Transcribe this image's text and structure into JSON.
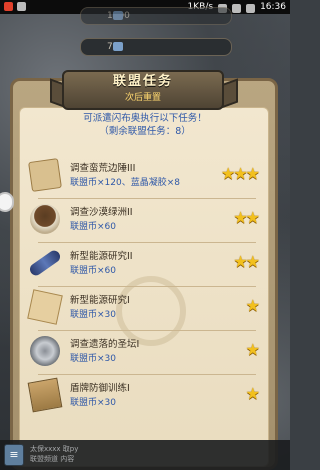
{
  "status_bar": {
    "speed": "1KB/s",
    "time": "16:36"
  },
  "resources": {
    "top_value": "1590",
    "mid_value": "73"
  },
  "dialog": {
    "title": "联盟任务",
    "subtitle": "次后重置",
    "intro": "可派遣闪布奥执行以下任务！",
    "remaining": "（剩余联盟任务：8）"
  },
  "tasks": [
    {
      "name": "调查蛮荒边陲III",
      "reward": "联盟币×120、蓝晶凝胶×8",
      "stars": 3,
      "icon": "treasure-map-icon"
    },
    {
      "name": "调查沙漠绿洲II",
      "reward": "联盟币×60",
      "stars": 2,
      "icon": "clam-shell-icon"
    },
    {
      "name": "新型能源研究II",
      "reward": "联盟币×60",
      "stars": 2,
      "icon": "energy-scroll-icon"
    },
    {
      "name": "新型能源研究I",
      "reward": "联盟币×30",
      "stars": 1,
      "icon": "research-paper-icon"
    },
    {
      "name": "调查遗落的圣坛I",
      "reward": "联盟币×30",
      "stars": 1,
      "icon": "altar-disc-icon"
    },
    {
      "name": "盾牌防御训练I",
      "reward": "联盟币×30",
      "stars": 1,
      "icon": "training-book-icon"
    }
  ],
  "chat": {
    "line1": "太保xxxx 取py",
    "line2": "联盟频道 内容"
  }
}
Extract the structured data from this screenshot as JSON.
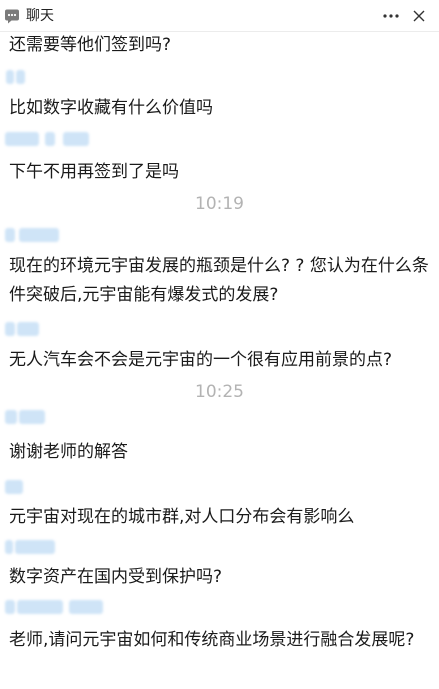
{
  "window": {
    "title": "聊天",
    "app_icon": "chat-bubble-icon",
    "more_icon": "more-horizontal-icon",
    "close_icon": "close-icon"
  },
  "colors": {
    "timestamp": "#b3b3b3",
    "redacted_name": "#cfe4f7"
  },
  "messages": [
    {
      "text": "还需要等他们签到吗?"
    },
    {
      "text": "比如数字收藏有什么价值吗"
    },
    {
      "text": "下午不用再签到了是吗"
    },
    {
      "time": "10:19"
    },
    {
      "text": "现在的环境元宇宙发展的瓶颈是什么? ? 您认为在什么条件突破后,元宇宙能有爆发式的发展?"
    },
    {
      "text": "无人汽车会不会是元宇宙的一个很有应用前景的点?"
    },
    {
      "time": "10:25"
    },
    {
      "text": "谢谢老师的解答"
    },
    {
      "text": "元宇宙对现在的城市群,对人口分布会有影响么"
    },
    {
      "text": "数字资产在国内受到保护吗?"
    },
    {
      "text": "老师,请问元宇宙如何和传统商业场景进行融合发展呢?"
    }
  ]
}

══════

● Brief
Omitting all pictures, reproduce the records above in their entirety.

● Result of this exercise
Transcribe this image's text and structure into JSON.
{
  "status_bar": {
    "speed": "1KB/s",
    "time": "16:36"
  },
  "resources": {
    "top_value": "1590",
    "mid_value": "73"
  },
  "dialog": {
    "title": "联盟任务",
    "subtitle": "次后重置",
    "intro": "可派遣闪布奥执行以下任务！",
    "remaining": "（剩余联盟任务：8）"
  },
  "tasks": [
    {
      "name": "调查蛮荒边陲III",
      "reward": "联盟币×120、蓝晶凝胶×8",
      "stars": 3,
      "icon": "treasure-map-icon"
    },
    {
      "name": "调查沙漠绿洲II",
      "reward": "联盟币×60",
      "stars": 2,
      "icon": "clam-shell-icon"
    },
    {
      "name": "新型能源研究II",
      "reward": "联盟币×60",
      "stars": 2,
      "icon": "energy-scroll-icon"
    },
    {
      "name": "新型能源研究I",
      "reward": "联盟币×30",
      "stars": 1,
      "icon": "research-paper-icon"
    },
    {
      "name": "调查遗落的圣坛I",
      "reward": "联盟币×30",
      "stars": 1,
      "icon": "altar-disc-icon"
    },
    {
      "name": "盾牌防御训练I",
      "reward": "联盟币×30",
      "stars": 1,
      "icon": "training-book-icon"
    }
  ],
  "chat": {
    "line1": "太保xxxx 取py",
    "line2": "联盟频道 内容"
  }
}
Extract the structured data from this screenshot as JSON.
{
  "window": {
    "title": "聊天",
    "app_icon": "chat-bubble-icon",
    "more_icon": "more-horizontal-icon",
    "close_icon": "close-icon"
  },
  "colors": {
    "timestamp": "#b3b3b3",
    "redacted_name": "#cfe4f7"
  },
  "messages": [
    {
      "text": "还需要等他们签到吗?"
    },
    {
      "text": "比如数字收藏有什么价值吗"
    },
    {
      "text": "下午不用再签到了是吗"
    },
    {
      "time": "10:19"
    },
    {
      "text": "现在的环境元宇宙发展的瓶颈是什么? ? 您认为在什么条件突破后,元宇宙能有爆发式的发展?"
    },
    {
      "text": "无人汽车会不会是元宇宙的一个很有应用前景的点?"
    },
    {
      "time": "10:25"
    },
    {
      "text": "谢谢老师的解答"
    },
    {
      "text": "元宇宙对现在的城市群,对人口分布会有影响么"
    },
    {
      "text": "数字资产在国内受到保护吗?"
    },
    {
      "text": "老师,请问元宇宙如何和传统商业场景进行融合发展呢?"
    }
  ]
}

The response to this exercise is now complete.